(Exercise materials Opens)

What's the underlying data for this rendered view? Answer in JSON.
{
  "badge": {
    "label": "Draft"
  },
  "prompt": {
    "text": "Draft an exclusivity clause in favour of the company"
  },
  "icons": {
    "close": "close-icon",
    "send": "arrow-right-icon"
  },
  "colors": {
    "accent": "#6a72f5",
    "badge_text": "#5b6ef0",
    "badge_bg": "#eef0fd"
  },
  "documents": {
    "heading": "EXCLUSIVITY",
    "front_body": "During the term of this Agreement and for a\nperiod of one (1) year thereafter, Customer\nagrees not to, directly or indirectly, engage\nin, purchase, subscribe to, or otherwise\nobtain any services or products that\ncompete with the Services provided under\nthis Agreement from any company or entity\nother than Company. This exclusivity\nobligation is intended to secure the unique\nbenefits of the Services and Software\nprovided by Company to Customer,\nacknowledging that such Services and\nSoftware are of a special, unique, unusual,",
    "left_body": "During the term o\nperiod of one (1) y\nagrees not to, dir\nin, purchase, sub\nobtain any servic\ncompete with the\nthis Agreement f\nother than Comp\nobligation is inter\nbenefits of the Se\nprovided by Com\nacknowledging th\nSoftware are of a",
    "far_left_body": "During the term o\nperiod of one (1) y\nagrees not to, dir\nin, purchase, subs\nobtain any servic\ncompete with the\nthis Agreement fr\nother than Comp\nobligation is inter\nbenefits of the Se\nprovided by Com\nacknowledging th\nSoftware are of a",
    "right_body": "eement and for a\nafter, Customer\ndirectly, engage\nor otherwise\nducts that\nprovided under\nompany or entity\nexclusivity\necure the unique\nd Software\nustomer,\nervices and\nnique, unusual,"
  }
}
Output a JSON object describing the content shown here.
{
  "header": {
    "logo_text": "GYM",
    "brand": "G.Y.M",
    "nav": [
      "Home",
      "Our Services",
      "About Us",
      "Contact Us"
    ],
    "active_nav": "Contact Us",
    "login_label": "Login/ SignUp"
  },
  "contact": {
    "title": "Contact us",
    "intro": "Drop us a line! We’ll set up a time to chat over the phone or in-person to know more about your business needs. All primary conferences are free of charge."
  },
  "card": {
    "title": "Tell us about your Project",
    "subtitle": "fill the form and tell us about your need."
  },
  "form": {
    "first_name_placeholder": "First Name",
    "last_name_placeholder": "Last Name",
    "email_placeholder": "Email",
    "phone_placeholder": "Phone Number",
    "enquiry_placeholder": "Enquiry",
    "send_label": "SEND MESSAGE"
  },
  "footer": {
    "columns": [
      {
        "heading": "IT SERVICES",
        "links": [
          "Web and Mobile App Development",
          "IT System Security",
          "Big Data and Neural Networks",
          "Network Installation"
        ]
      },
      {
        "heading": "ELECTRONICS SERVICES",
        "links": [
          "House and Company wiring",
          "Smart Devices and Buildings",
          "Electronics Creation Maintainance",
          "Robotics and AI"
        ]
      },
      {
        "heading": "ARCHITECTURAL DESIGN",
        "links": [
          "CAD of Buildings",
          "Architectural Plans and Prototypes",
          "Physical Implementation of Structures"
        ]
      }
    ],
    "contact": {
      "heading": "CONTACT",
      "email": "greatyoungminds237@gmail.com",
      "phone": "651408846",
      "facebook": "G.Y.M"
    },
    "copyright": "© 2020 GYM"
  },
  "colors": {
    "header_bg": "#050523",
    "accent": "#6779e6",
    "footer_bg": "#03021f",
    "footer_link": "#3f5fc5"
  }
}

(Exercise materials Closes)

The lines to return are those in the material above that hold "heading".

    "heading": "EXCLUSIVITY",
        "heading": "IT SERVICES",
        "heading": "ELECTRONICS SERVICES",
        "heading": "ARCHITECTURAL DESIGN",
      "heading": "CONTACT",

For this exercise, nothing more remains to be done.